From here on out the obvious task at hand is to compose a preluded and fugue for C sharp major, D major, D minor, E flat minor, E minor, F sharp major, F sharp minor, G minor, A minor, B flat major, B major, and B flat minor. I have expositions mapped out for each of these keys, actually, though whether I keep the ideas I have settled on remains to be seen. It might be more appropriate to say it remains to be heard and if I don't like what I hear I'll try something new.

It would be generously optimistic to suppose that in the next dozen fugues that I can consistently sustain invertible counterpoint in each exposition. Even in the fugues I have finished there are one or two works that don't actually have completely invertible counterpoint. Before I began to seriously study fugues I did not realize how many composers outside Bach eschewed any interest in genuine countersubjects. When it comes time to make a sales pitch for these works I suppose that would be a selling point. How many guitarists have even composed fugues in C minor for solo guitar, let alone composed a fugue in C minor for solo guitar that displays fully invertible counterpoint in three voices and highlights the contrapuntal variations of voice distribution within the middle entries? I cannot presume to be the only one to have done this but I may find at length I have a small group of people who have also done this to consider.

It is exciting to have discovered I am already half-way to accomplishing a long-term compositional project. I have also composed duo sonatas pairing the guitar up with the flute, oboe, clarinet, bassoon, viola, and cello. I just got past the middle of the thirties earlier this year and have made significant progress in a decade toward composing two giant unified cyclical works for solo guitar and guitar in chamber music.

I like to think that if I weren't "distracted" by the unending quest to land employment and could focus entirely without worry on these sorts of projects that I would be even more prolific. But perhaps it is not wise to assume that I have been artistically unproductive compared what I feel I ought to be accomplishing. Just in the months I have been unemployed I composed five pairs in the prelude and fugue series. I also transcribed the Kyrie from Byrd's Mass for 5 voices; finished a quartet for clarinet, French horn, guitar, and cello; and finished a little guitar sonata in C major. That isn't too bad for composing and arranging.

Scotteriology: revolutionary exegesis of Genesis 15:6

In hindsight this might be interpretation of OT texts that mirrors someone's handling of the targum Neofiti.

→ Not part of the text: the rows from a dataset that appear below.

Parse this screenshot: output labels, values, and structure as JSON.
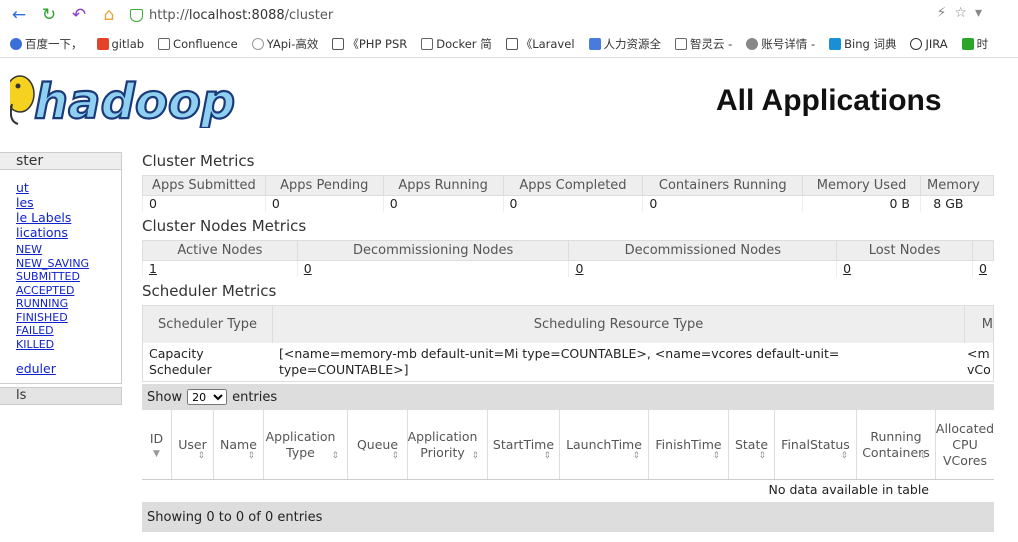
{
  "browser": {
    "url_prefix": "http://",
    "url_host": "localhost:8088",
    "url_path": "/cluster",
    "bookmarks": [
      "百度一下，",
      "gitlab",
      "Confluence",
      "YApi-高效",
      "《PHP PSR",
      "Docker 简",
      "《Laravel",
      "人力资源全",
      "智灵云 -",
      "账号详情 -",
      "Bing 词典",
      "JIRA",
      "时"
    ]
  },
  "header": {
    "logo_text": "hadoop",
    "title": "All Applications"
  },
  "leftnav": {
    "section": "ster",
    "links": [
      "ut",
      "les",
      "le Labels",
      "lications"
    ],
    "states": [
      "NEW",
      "NEW_SAVING",
      "SUBMITTED",
      "ACCEPTED",
      "RUNNING",
      "FINISHED",
      "FAILED",
      "KILLED"
    ],
    "scheduler": "eduler",
    "tools": "ls"
  },
  "cluster_metrics": {
    "title": "Cluster Metrics",
    "headers": [
      "Apps Submitted",
      "Apps Pending",
      "Apps Running",
      "Apps Completed",
      "Containers Running",
      "Memory Used",
      "Memory"
    ],
    "values": [
      "0",
      "0",
      "0",
      "0",
      "0",
      "0 B",
      "8 GB"
    ]
  },
  "nodes_metrics": {
    "title": "Cluster Nodes Metrics",
    "headers": [
      "Active Nodes",
      "Decommissioning Nodes",
      "Decommissioned Nodes",
      "Lost Nodes",
      ""
    ],
    "values": [
      "1",
      "0",
      "0",
      "0",
      "0"
    ]
  },
  "scheduler_metrics": {
    "title": "Scheduler Metrics",
    "headers": [
      "Scheduler Type",
      "Scheduling Resource Type",
      "M"
    ],
    "type": "Capacity Scheduler",
    "resource_type": "[<name=memory-mb default-unit=Mi type=COUNTABLE>, <name=vcores default-unit= type=COUNTABLE>]",
    "extra": "<m vCo"
  },
  "apps": {
    "show_label": "Show",
    "entries_label": "entries",
    "page_size": "20",
    "columns": [
      "ID",
      "User",
      "Name",
      "Application Type",
      "Queue",
      "Application Priority",
      "StartTime",
      "LaunchTime",
      "FinishTime",
      "State",
      "FinalStatus",
      "Running Containers",
      "Allocated CPU VCores"
    ],
    "no_data": "No data available in table",
    "footer": "Showing 0 to 0 of 0 entries"
  }
}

Yes, I know, a pointlessly esoteric reference.

Sunday, May 30, 2010

an insignificant casting change in the Transformers franchise

So, reportedly, Megan Fox is no longer on Transformers and is being replaced by a model with no prior acting experience. I admit I am strongly tempted to say that this is precisely what people mean when they describe " a distinction without a difference" but I suppose, to be fair, Megan Fox must have more acting experience than whichever model is replacing her. Unfortunately based on Fox's actual body of work (and only now do I realize what an unfortunate pun that ends up reading as) whichever Victoria's Secret model Bay picks to replace her with can't likely do much worse.

Still, I suppose it couldn't be as bad as I assume the Chun Li Street Fighter movie with Kristen Kreuk has to have been without my ever needing to see it.